English (English is the base language spoken but Australia
does have a lot of people who speak other languages in it
too. There is also a lot of slang used too which adds to
the individuality of the country)
Principal religion: Roman Catholicism
Currency unit: 1 Lira = 100 Centesimi
Highest Point: 15,203 feet (4,634 meters)
Lowest Point: Sea level
Political Divisions: 20 regions, divided into 95 provinces
National Holiday: June 2, Constitution Day
National Anthem: Inno di Mameli (Mameli's Hymn)
Italy, an independent
republic in southern Europe, on the northern shore of the Mediterranean
Sea. It occupies all of the boot-shaped Italian peninsula, except for the
23 square miles (60 sq km) of the republic of San Marino (near Rimini)
and the 108 acres (44 hectares) of the Vatican City State. Italy also includes
two large Mediterranean islands, Sardinia and Sicily, and many smaller
ones (see Map 1). Its peninsular territory is separated from the rest of
Europe by the Alps and the country is bordered on the northwest by France,
on the north by Switzerland and Austria, and on the northeast by Slovenia.
The name Italy was first used by the Greeks to describe the southern tip of the peninsula, where they settled in the eighth and seventh centuries b.c. Gradually, as the peninsula was unified under the Roman Republic, the name came to be applied to all of the land south of the Alps.
From Italy, the core of the Roman Empire, the civilization of the ancient Mediterranean world was brought to Western Europe. After the collapse of the Roman Empire in the West in the fifth century a.d., it was subjected to a series of invasions, and political unity was lost. In the familiar phrase, Italy became a "geographical expression," an often-changing succession of petty states, principalities, and kingdoms, which fought among themselves and were subject to the ambitions of foreign powers.
The tradition of Roman leadership survived, however. It was embodied in the popes of Rome, who regarded themselves as the heirs of the Roman emperors. The popes ruled central Italy and sought, as spiritual leaders, to become the rulers of all Europe. Through the church headed by the popes, the ancient civilization brought by Rome to the West was preserved and even extended. But the rival ambitions of popes and German Holy Roman emperors, who claimed Italy as their domain, helped make the peninsula a battlefield. The commercial prosperity of the great northern Italian cities, which began in the 11th century, proved, however, to be a stronger force than medieval political rivalries. In these cities a new world of ideas, learning, and art was born. The Renaissance ("rebirth"), as it was called, marked the beginning of modern times, not only for Italy but also for the whole of Western Europe.
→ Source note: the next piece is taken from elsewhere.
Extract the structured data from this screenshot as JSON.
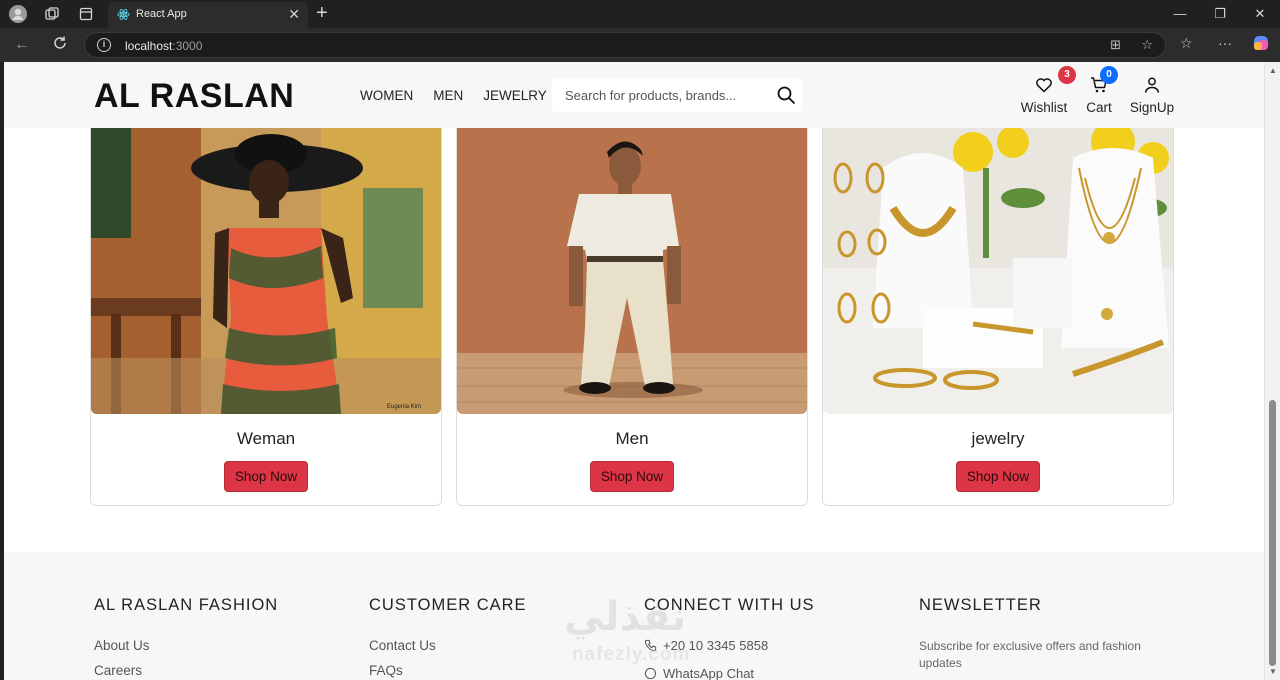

The rise of the Atlantic economy in the 16th century brought the prosperity of medieval Italy to an end and for two centuries the Italian states were the victims of economic decline and foreign invasion. The 18th century saw a strong revival in cultural life, accompanied by new signs of economic expansion and attempts at political reform. These tendencies were accelerated by the experience of Napoleonic rule following invasion by France in 1796 and the incorporation of the Italian states into the Napoleonic empire after 1804. With Napoleon's fall in 1814, the Italian states were restored to their former rulers, but the pressures for political change increased and contributed to the political events that 19th-century Italian nationalists would call the Risorgimento, or national resurrection. War between Piedmont and Austria in 1859 resulted in Austria's withdrawal from Lombardy; and Giuseppe Garibaldi's expedition to Sicily in 1860 opened the way for the creation of a unified and independent Italian state. Victor Emmanuel II of Piedmont was proclaimed king of Italy in 1861, but the new kingdom remained incomplete until Venice was acquired in 1866, following the war between Prussia and Austria. Rome finally became the capital of the new state in 1870. Italy remained a constitutional monarchy until Benito Mussolini's Fascists seized power between 1922 and 1925. Following the fall of Fascism in 1943, parliamentary government was reinstated, but the monarchy was abolished by referendum on June 13, 1946, and Italy became a republic.
This page was made by Lady Kittara.
Most of the links on this page are still in this process of being made.
The site is still under serious construction so bear with me please.
I am trying my hardest to get this all up as soon as possible for everyone's
viewing pleasure. But as usual it takes time and much work. Keep checking
back from time to time for expansions and upgrades. Again thank you for your
patience and a special thanx to all those who helped me with this page
(the language help and all). I love you all. This site was last
updated on Tuesday 21st July 1998.